* Problem statement
A word-for-word copy of the entries below is required.

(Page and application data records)
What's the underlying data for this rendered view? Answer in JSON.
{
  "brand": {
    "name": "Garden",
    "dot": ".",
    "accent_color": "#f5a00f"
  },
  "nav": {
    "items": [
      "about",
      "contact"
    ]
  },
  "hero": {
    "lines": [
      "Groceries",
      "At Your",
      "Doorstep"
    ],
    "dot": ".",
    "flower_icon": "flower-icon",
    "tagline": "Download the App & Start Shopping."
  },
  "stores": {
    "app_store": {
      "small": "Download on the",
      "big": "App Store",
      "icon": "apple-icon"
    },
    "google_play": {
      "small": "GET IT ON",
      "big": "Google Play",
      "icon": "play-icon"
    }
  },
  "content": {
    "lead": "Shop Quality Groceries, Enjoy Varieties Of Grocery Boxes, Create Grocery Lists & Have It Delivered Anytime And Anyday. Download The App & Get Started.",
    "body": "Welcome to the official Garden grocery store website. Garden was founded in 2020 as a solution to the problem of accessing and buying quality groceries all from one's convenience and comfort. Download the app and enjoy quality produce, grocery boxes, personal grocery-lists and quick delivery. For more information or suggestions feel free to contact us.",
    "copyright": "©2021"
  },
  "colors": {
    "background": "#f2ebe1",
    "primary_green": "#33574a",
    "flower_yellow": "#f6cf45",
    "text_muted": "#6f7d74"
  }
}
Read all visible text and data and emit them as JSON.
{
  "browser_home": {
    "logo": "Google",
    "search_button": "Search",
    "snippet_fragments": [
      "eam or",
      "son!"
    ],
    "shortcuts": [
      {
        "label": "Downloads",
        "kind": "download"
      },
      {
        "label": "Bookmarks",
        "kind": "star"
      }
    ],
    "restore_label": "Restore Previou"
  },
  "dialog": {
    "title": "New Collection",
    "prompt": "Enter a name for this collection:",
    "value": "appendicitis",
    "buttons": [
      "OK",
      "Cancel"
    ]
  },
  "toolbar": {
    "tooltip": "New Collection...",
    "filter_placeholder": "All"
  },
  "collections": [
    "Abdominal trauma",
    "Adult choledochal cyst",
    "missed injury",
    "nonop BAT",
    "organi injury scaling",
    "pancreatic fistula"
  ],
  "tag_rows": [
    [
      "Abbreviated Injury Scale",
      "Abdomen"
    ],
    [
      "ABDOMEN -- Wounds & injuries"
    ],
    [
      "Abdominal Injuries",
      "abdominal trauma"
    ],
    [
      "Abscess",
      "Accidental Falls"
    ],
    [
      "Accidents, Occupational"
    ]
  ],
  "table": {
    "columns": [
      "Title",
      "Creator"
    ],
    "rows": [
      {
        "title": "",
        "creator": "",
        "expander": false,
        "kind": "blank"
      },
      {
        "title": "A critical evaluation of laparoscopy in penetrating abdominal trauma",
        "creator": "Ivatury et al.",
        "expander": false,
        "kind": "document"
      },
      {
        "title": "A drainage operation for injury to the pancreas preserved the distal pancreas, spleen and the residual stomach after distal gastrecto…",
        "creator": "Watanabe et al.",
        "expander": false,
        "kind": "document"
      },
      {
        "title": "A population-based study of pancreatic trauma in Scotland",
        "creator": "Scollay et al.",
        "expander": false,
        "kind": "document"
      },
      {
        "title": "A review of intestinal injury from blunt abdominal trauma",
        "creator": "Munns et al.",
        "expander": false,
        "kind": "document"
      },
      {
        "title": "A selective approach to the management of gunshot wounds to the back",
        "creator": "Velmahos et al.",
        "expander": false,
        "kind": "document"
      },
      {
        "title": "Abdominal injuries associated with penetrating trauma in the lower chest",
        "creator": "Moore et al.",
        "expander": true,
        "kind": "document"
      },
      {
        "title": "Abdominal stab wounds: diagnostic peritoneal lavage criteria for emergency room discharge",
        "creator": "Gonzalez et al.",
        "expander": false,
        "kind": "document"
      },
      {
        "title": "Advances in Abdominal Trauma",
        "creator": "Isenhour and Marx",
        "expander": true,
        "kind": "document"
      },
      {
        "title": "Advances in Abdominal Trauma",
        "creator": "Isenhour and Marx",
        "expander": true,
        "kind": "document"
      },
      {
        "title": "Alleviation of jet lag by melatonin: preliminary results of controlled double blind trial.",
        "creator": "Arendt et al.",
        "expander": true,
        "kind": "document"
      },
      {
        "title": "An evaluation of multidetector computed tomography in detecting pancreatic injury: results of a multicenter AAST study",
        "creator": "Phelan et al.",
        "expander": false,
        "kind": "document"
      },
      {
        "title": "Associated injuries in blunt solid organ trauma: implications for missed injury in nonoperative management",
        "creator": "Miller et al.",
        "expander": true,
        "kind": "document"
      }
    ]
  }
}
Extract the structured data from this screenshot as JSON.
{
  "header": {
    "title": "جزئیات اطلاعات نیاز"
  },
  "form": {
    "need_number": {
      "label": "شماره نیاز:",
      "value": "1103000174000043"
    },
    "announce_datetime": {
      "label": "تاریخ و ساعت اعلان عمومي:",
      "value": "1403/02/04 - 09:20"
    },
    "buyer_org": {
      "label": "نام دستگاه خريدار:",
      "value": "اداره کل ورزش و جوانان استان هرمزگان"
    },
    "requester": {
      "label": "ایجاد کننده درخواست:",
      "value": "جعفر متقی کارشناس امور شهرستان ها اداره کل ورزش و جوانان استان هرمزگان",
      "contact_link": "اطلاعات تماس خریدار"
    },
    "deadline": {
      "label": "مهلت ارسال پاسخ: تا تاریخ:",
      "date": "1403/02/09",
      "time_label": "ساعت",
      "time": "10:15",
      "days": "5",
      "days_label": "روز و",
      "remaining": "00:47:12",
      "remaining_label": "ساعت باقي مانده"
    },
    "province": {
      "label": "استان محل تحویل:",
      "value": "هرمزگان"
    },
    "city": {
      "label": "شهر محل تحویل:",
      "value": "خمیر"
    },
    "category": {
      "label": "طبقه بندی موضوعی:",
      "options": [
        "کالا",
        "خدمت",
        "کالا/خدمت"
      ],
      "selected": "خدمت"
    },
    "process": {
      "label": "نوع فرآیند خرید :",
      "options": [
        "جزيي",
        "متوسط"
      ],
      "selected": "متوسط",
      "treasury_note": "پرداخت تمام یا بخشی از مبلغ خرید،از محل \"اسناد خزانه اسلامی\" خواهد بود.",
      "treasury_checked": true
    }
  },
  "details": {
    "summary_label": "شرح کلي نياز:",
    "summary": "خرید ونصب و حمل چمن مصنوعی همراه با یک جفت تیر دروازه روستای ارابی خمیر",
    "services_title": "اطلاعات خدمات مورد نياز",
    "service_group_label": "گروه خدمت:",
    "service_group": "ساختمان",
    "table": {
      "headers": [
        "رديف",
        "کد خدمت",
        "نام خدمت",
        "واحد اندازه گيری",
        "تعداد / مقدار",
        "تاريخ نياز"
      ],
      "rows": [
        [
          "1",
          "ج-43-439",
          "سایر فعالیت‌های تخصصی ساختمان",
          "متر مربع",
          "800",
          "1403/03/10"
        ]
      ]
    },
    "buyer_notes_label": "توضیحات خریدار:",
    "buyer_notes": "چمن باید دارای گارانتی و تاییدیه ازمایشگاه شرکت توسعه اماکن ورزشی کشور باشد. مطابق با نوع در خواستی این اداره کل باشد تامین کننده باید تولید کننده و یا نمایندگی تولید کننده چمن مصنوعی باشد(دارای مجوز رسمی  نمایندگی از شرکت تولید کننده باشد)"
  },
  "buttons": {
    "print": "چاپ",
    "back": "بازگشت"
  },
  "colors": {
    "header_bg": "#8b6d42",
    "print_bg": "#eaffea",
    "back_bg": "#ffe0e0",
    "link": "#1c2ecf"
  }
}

* Task result
What's the underlying data for this rendered view? Answer in JSON.
{
  "brand": {
    "name": "Garden",
    "dot": ".",
    "accent_color": "#f5a00f"
  },
  "nav": {
    "items": [
      "about",
      "contact"
    ]
  },
  "hero": {
    "lines": [
      "Groceries",
      "At Your",
      "Doorstep"
    ],
    "dot": ".",
    "flower_icon": "flower-icon",
    "tagline": "Download the App & Start Shopping."
  },
  "stores": {
    "app_store": {
      "small": "Download on the",
      "big": "App Store",
      "icon": "apple-icon"
    },
    "google_play": {
      "small": "GET IT ON",
      "big": "Google Play",
      "icon": "play-icon"
    }
  },
  "content": {
    "lead": "Shop Quality Groceries, Enjoy Varieties Of Grocery Boxes, Create Grocery Lists & Have It Delivered Anytime And Anyday. Download The App & Get Started.",
    "body": "Welcome to the official Garden grocery store website. Garden was founded in 2020 as a solution to the problem of accessing and buying quality groceries all from one's convenience and comfort. Download the app and enjoy quality produce, grocery boxes, personal grocery-lists and quick delivery. For more information or suggestions feel free to contact us.",
    "copyright": "©2021"
  },
  "colors": {
    "background": "#f2ebe1",
    "primary_green": "#33574a",
    "flower_yellow": "#f6cf45",
    "text_muted": "#6f7d74"
  }
}
Read all visible text and data and emit them as JSON.
{
  "browser_home": {
    "logo": "Google",
    "search_button": "Search",
    "snippet_fragments": [
      "eam or",
      "son!"
    ],
    "shortcuts": [
      {
        "label": "Downloads",
        "kind": "download"
      },
      {
        "label": "Bookmarks",
        "kind": "star"
      }
    ],
    "restore_label": "Restore Previou"
  },
  "dialog": {
    "title": "New Collection",
    "prompt": "Enter a name for this collection:",
    "value": "appendicitis",
    "buttons": [
      "OK",
      "Cancel"
    ]
  },
  "toolbar": {
    "tooltip": "New Collection...",
    "filter_placeholder": "All"
  },
  "collections": [
    "Abdominal trauma",
    "Adult choledochal cyst",
    "missed injury",
    "nonop BAT",
    "organi injury scaling",
    "pancreatic fistula"
  ],
  "tag_rows": [
    [
      "Abbreviated Injury Scale",
      "Abdomen"
    ],
    [
      "ABDOMEN -- Wounds & injuries"
    ],
    [
      "Abdominal Injuries",
      "abdominal trauma"
    ],
    [
      "Abscess",
      "Accidental Falls"
    ],
    [
      "Accidents, Occupational"
    ]
  ],
  "table": {
    "columns": [
      "Title",
      "Creator"
    ],
    "rows": [
      {
        "title": "",
        "creator": "",
        "expander": false,
        "kind": "blank"
      },
      {
        "title": "A critical evaluation of laparoscopy in penetrating abdominal trauma",
        "creator": "Ivatury et al.",
        "expander": false,
        "kind": "document"
      },
      {
        "title": "A drainage operation for injury to the pancreas preserved the distal pancreas, spleen and the residual stomach after distal gastrecto…",
        "creator": "Watanabe et al.",
        "expander": false,
        "kind": "document"
      },
      {
        "title": "A population-based study of pancreatic trauma in Scotland",
        "creator": "Scollay et al.",
        "expander": false,
        "kind": "document"
      },
      {
        "title": "A review of intestinal injury from blunt abdominal trauma",
        "creator": "Munns et al.",
        "expander": false,
        "kind": "document"
      },
      {
        "title": "A selective approach to the management of gunshot wounds to the back",
        "creator": "Velmahos et al.",
        "expander": false,
        "kind": "document"
      },
      {
        "title": "Abdominal injuries associated with penetrating trauma in the lower chest",
        "creator": "Moore et al.",
        "expander": true,
        "kind": "document"
      },
      {
        "title": "Abdominal stab wounds: diagnostic peritoneal lavage criteria for emergency room discharge",
        "creator": "Gonzalez et al.",
        "expander": false,
        "kind": "document"
      },
      {
        "title": "Advances in Abdominal Trauma",
        "creator": "Isenhour and Marx",
        "expander": true,
        "kind": "document"
      },
      {
        "title": "Advances in Abdominal Trauma",
        "creator": "Isenhour and Marx",
        "expander": true,
        "kind": "document"
      },
      {
        "title": "Alleviation of jet lag by melatonin: preliminary results of controlled double blind trial.",
        "creator": "Arendt et al.",
        "expander": true,
        "kind": "document"
      },
      {
        "title": "An evaluation of multidetector computed tomography in detecting pancreatic injury: results of a multicenter AAST study",
        "creator": "Phelan et al.",
        "expander": false,
        "kind": "document"
      },
      {
        "title": "Associated injuries in blunt solid organ trauma: implications for missed injury in nonoperative management",
        "creator": "Miller et al.",
        "expander": true,
        "kind": "document"
      }
    ]
  }
}
Extract the structured data from this screenshot as JSON.
{
  "header": {
    "title": "جزئیات اطلاعات نیاز"
  },
  "form": {
    "need_number": {
      "label": "شماره نیاز:",
      "value": "1103000174000043"
    },
    "announce_datetime": {
      "label": "تاریخ و ساعت اعلان عمومي:",
      "value": "1403/02/04 - 09:20"
    },
    "buyer_org": {
      "label": "نام دستگاه خريدار:",
      "value": "اداره کل ورزش و جوانان استان هرمزگان"
    },
    "requester": {
      "label": "ایجاد کننده درخواست:",
      "value": "جعفر متقی کارشناس امور شهرستان ها اداره کل ورزش و جوانان استان هرمزگان",
      "contact_link": "اطلاعات تماس خریدار"
    },
    "deadline": {
      "label": "مهلت ارسال پاسخ: تا تاریخ:",
      "date": "1403/02/09",
      "time_label": "ساعت",
      "time": "10:15",
      "days": "5",
      "days_label": "روز و",
      "remaining": "00:47:12",
      "remaining_label": "ساعت باقي مانده"
    },
    "province": {
      "label": "استان محل تحویل:",
      "value": "هرمزگان"
    },
    "city": {
      "label": "شهر محل تحویل:",
      "value": "خمیر"
    },
    "category": {
      "label": "طبقه بندی موضوعی:",
      "options": [
        "کالا",
        "خدمت",
        "کالا/خدمت"
      ],
      "selected": "خدمت"
    },
    "process": {
      "label": "نوع فرآیند خرید :",
      "options": [
        "جزيي",
        "متوسط"
      ],
      "selected": "متوسط",
      "treasury_note": "پرداخت تمام یا بخشی از مبلغ خرید،از محل \"اسناد خزانه اسلامی\" خواهد بود.",
      "treasury_checked": true
    }
  },
  "details": {
    "summary_label": "شرح کلي نياز:",
    "summary": "خرید ونصب و حمل چمن مصنوعی همراه با یک جفت تیر دروازه روستای ارابی خمیر",
    "services_title": "اطلاعات خدمات مورد نياز",
    "service_group_label": "گروه خدمت:",
    "service_group": "ساختمان",
    "table": {
      "headers": [
        "رديف",
        "کد خدمت",
        "نام خدمت",
        "واحد اندازه گيری",
        "تعداد / مقدار",
        "تاريخ نياز"
      ],
      "rows": [
        [
          "1",
          "ج-43-439",
          "سایر فعالیت‌های تخصصی ساختمان",
          "متر مربع",
          "800",
          "1403/03/10"
        ]
      ]
    },
    "buyer_notes_label": "توضیحات خریدار:",
    "buyer_notes": "چمن باید دارای گارانتی و تاییدیه ازمایشگاه شرکت توسعه اماکن ورزشی کشور باشد. مطابق با نوع در خواستی این اداره کل باشد تامین کننده باید تولید کننده و یا نمایندگی تولید کننده چمن مصنوعی باشد(دارای مجوز رسمی  نمایندگی از شرکت تولید کننده باشد)"
  },
  "buttons": {
    "print": "چاپ",
    "back": "بازگشت"
  },
  "colors": {
    "header_bg": "#8b6d42",
    "print_bg": "#eaffea",
    "back_bg": "#ffe0e0",
    "link": "#1c2ecf"
  }
}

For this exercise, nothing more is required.